Apple founder loses his long fight with cancer.

Apple Inc. co-founder Steve Jobs died Wednesday at age 56 after a long bout with cancer.

He stepped down as Apple’s CEO in August fueling speculation that his health was deteriorating. He had pancreatic cancer and had a liver transplant in 2009.

While most Apple products were slow to gain much traction in the government space for most of the company’s history, the iPhone and the iPad are gaining wider use among agencies.

Large government contractors such Unisys Corp. and Lockheed Martin Corp. as well as smaller players such as Agilex Inc. are developing applications for agencies that rely on Apple products, particularly the iPad with its large touch screen. 

During an open house at Lockheed’s demonstration center in Arlington, Va., the company was showing off a mapping application on an iPad that it was developing for the Defense Department.

Jobs leaves a long list of groundbreaking products that he and Apple ushered onto the market such as the iPod, the iTunes store, which revolutionized how people buy music and movies, and the app store where people buy and download applications.

The products were known as much for their simple and elegant design as they were for their innovative use of technology.

In keeping with that concept of simplicity, the home page of the Apple website was stripped of its usual product promotions and replaced by a black and white photo of Jobs, his name and the years of his birth and death.

A click on his name goes to a second page with short statement from the company and an email link for those who want to share a memory.

“Apple has lost a visionary and creative genius, and the world has lost an amazing human being” is how the statement opens.

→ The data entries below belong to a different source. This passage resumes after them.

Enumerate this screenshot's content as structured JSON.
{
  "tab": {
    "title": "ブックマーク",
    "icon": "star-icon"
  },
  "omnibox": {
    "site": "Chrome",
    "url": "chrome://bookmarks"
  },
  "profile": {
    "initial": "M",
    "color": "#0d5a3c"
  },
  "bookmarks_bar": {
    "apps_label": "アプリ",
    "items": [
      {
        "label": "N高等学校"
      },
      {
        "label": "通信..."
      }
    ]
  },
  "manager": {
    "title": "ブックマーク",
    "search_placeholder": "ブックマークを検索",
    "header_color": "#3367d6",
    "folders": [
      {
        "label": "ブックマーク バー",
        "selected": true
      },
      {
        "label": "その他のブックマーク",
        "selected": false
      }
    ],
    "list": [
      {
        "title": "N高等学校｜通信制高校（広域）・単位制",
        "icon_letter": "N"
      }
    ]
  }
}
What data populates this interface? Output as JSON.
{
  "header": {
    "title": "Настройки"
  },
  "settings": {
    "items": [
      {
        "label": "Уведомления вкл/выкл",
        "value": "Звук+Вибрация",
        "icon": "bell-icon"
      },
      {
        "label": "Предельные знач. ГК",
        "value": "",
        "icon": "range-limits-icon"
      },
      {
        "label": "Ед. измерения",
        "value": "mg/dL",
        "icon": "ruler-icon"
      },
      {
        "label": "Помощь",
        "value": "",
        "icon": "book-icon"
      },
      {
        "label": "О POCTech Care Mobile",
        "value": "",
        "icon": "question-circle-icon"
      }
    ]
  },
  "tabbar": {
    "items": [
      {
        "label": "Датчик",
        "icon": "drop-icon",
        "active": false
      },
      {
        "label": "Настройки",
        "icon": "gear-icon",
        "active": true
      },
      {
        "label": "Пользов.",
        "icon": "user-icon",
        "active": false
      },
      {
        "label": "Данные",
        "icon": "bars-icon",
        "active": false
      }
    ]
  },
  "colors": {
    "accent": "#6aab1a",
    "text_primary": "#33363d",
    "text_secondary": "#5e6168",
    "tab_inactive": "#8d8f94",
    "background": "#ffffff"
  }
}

Jobs will be remembered as pioneer who brought innovative products and technologies to the market. Use the comment field below to share your thoughts on Jobs legacy and the impact Apple has had in the government market.